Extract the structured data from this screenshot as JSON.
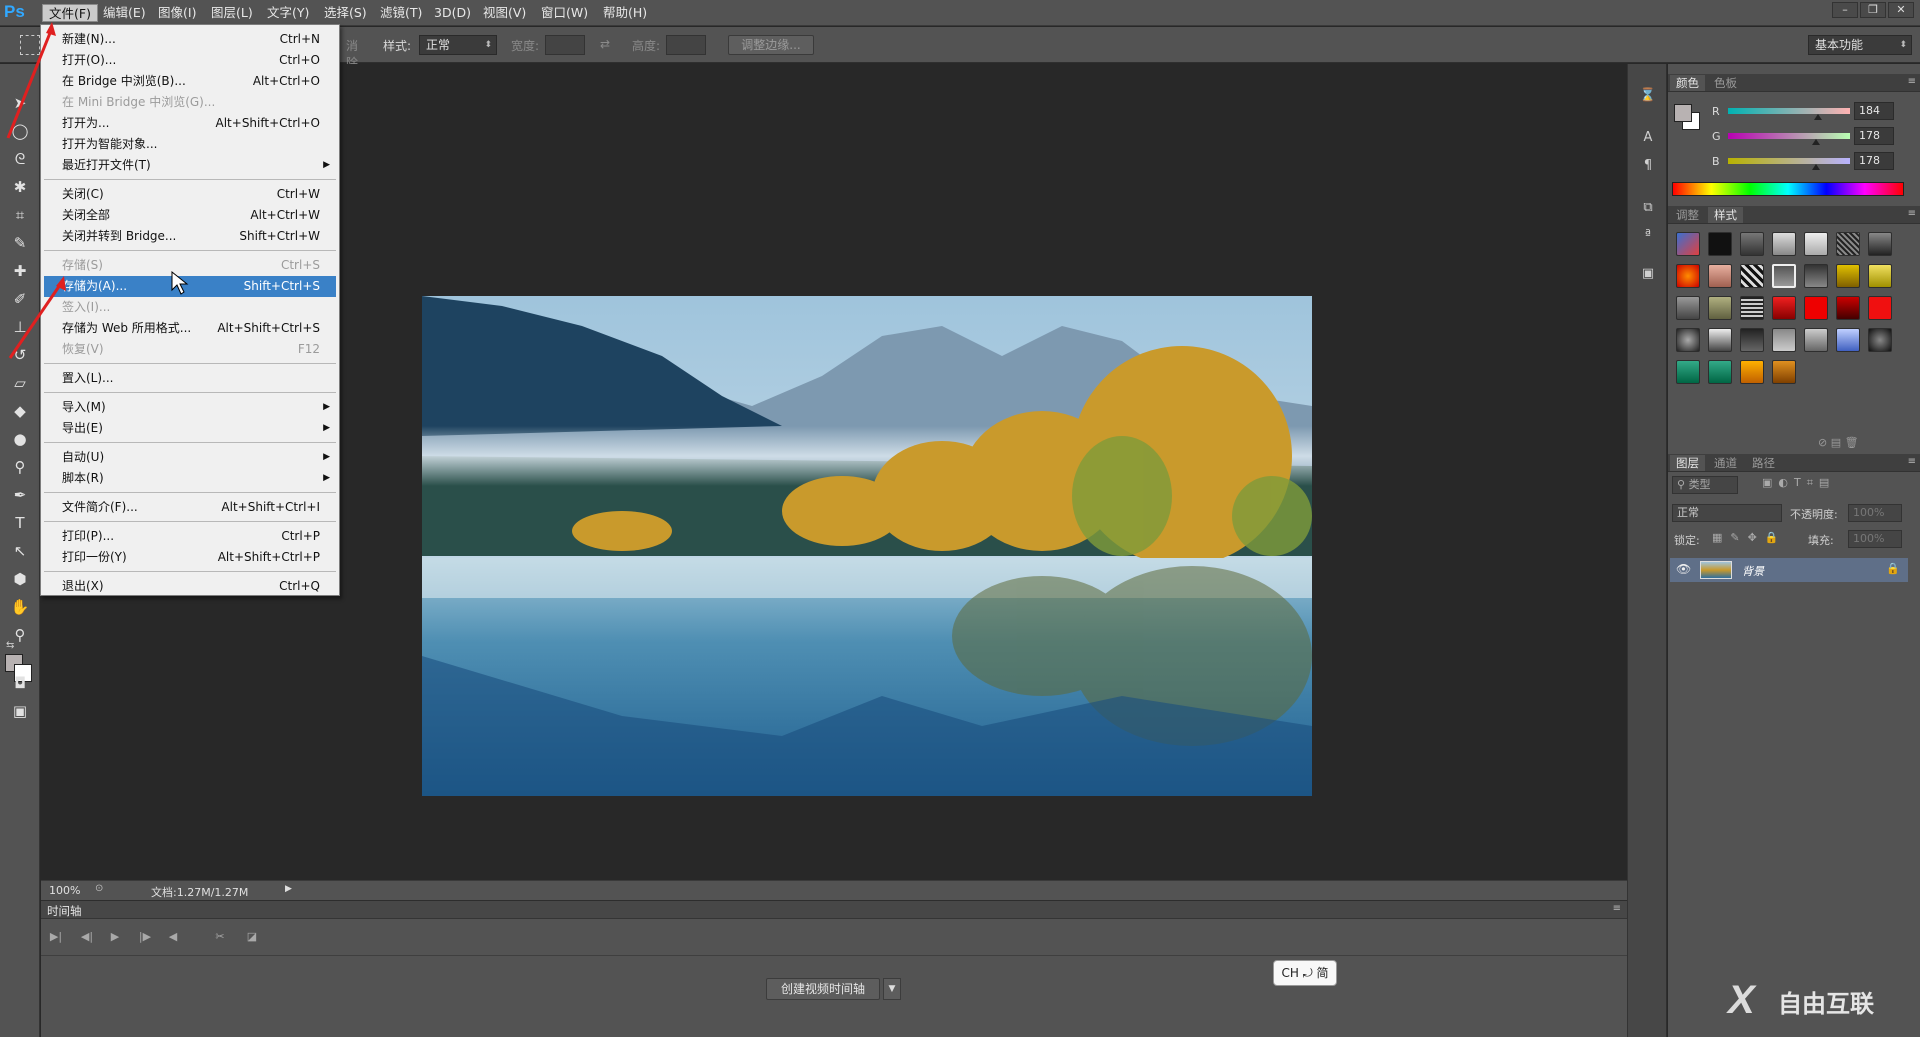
{
  "app": {
    "logo": "Ps"
  },
  "menubar": {
    "items": [
      "文件(F)",
      "编辑(E)",
      "图像(I)",
      "图层(L)",
      "文字(Y)",
      "选择(S)",
      "滤镜(T)",
      "3D(D)",
      "视图(V)",
      "窗口(W)",
      "帮助(H)"
    ],
    "active_index": 0
  },
  "window_controls": [
    "–",
    "❐",
    "✕"
  ],
  "options": {
    "feather_fragment": "消除锯齿",
    "style_label": "样式:",
    "style_value": "正常",
    "width_label": "宽度:",
    "height_label": "高度:",
    "refine_edge": "调整边缘...",
    "workspace": "基本功能"
  },
  "file_menu": {
    "items": [
      {
        "label": "新建(N)...",
        "shortcut": "Ctrl+N"
      },
      {
        "label": "打开(O)...",
        "shortcut": "Ctrl+O"
      },
      {
        "label": "在 Bridge 中浏览(B)...",
        "shortcut": "Alt+Ctrl+O"
      },
      {
        "label": "在 Mini Bridge 中浏览(G)...",
        "shortcut": "",
        "disabled": true
      },
      {
        "label": "打开为...",
        "shortcut": "Alt+Shift+Ctrl+O"
      },
      {
        "label": "打开为智能对象...",
        "shortcut": ""
      },
      {
        "label": "最近打开文件(T)",
        "shortcut": "",
        "submenu": true
      },
      {
        "label": "关闭(C)",
        "shortcut": "Ctrl+W"
      },
      {
        "label": "关闭全部",
        "shortcut": "Alt+Ctrl+W"
      },
      {
        "label": "关闭并转到 Bridge...",
        "shortcut": "Shift+Ctrl+W"
      },
      {
        "label": "存储(S)",
        "shortcut": "Ctrl+S",
        "disabled": true
      },
      {
        "label": "存储为(A)...",
        "shortcut": "Shift+Ctrl+S",
        "highlighted": true
      },
      {
        "label": "签入(I)...",
        "shortcut": "",
        "disabled": true
      },
      {
        "label": "存储为 Web 所用格式...",
        "shortcut": "Alt+Shift+Ctrl+S"
      },
      {
        "label": "恢复(V)",
        "shortcut": "F12",
        "disabled": true
      },
      {
        "label": "置入(L)...",
        "shortcut": ""
      },
      {
        "label": "导入(M)",
        "shortcut": "",
        "submenu": true
      },
      {
        "label": "导出(E)",
        "shortcut": "",
        "submenu": true
      },
      {
        "label": "自动(U)",
        "shortcut": "",
        "submenu": true
      },
      {
        "label": "脚本(R)",
        "shortcut": "",
        "submenu": true
      },
      {
        "label": "文件简介(F)...",
        "shortcut": "Alt+Shift+Ctrl+I"
      },
      {
        "label": "打印(P)...",
        "shortcut": "Ctrl+P"
      },
      {
        "label": "打印一份(Y)",
        "shortcut": "Alt+Shift+Ctrl+P"
      },
      {
        "label": "退出(X)",
        "shortcut": "Ctrl+Q"
      }
    ]
  },
  "status": {
    "zoom": "100%",
    "doc": "文档:1.27M/1.27M"
  },
  "timeline": {
    "tab": "时间轴",
    "create_button": "创建视频时间轴"
  },
  "ime": {
    "text": "CH ⤾ 简"
  },
  "color_panel": {
    "tabs": [
      "颜色",
      "色板"
    ],
    "channels": [
      {
        "name": "R",
        "value": "184"
      },
      {
        "name": "G",
        "value": "178"
      },
      {
        "name": "B",
        "value": "178"
      }
    ]
  },
  "styles_panel": {
    "tabs": [
      "调整",
      "样式"
    ]
  },
  "layers_panel": {
    "tabs": [
      "图层",
      "通道",
      "路径"
    ],
    "filter": "类型",
    "blend_mode": "正常",
    "opacity_label": "不透明度:",
    "opacity_value": "100%",
    "lock_label": "锁定:",
    "fill_label": "填充:",
    "fill_value": "100%",
    "layer_name": "背景"
  },
  "watermark": {
    "text": "自由互联"
  },
  "colors": {
    "accent": "#3a81c7",
    "ps_blue": "#31a8ff",
    "foreground": "#b8b2b2",
    "annotation_arrow": "#e02020"
  }
}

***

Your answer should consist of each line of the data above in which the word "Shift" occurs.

> _Response below_:
        "shortcut": "Alt+Shift+Ctrl+O"
        "shortcut": "Shift+Ctrl+W"
        "shortcut": "Shift+Ctrl+S",
        "shortcut": "Alt+Shift+Ctrl+S"
        "shortcut": "Alt+Shift+Ctrl+I"
        "shortcut": "Alt+Shift+Ctrl+P"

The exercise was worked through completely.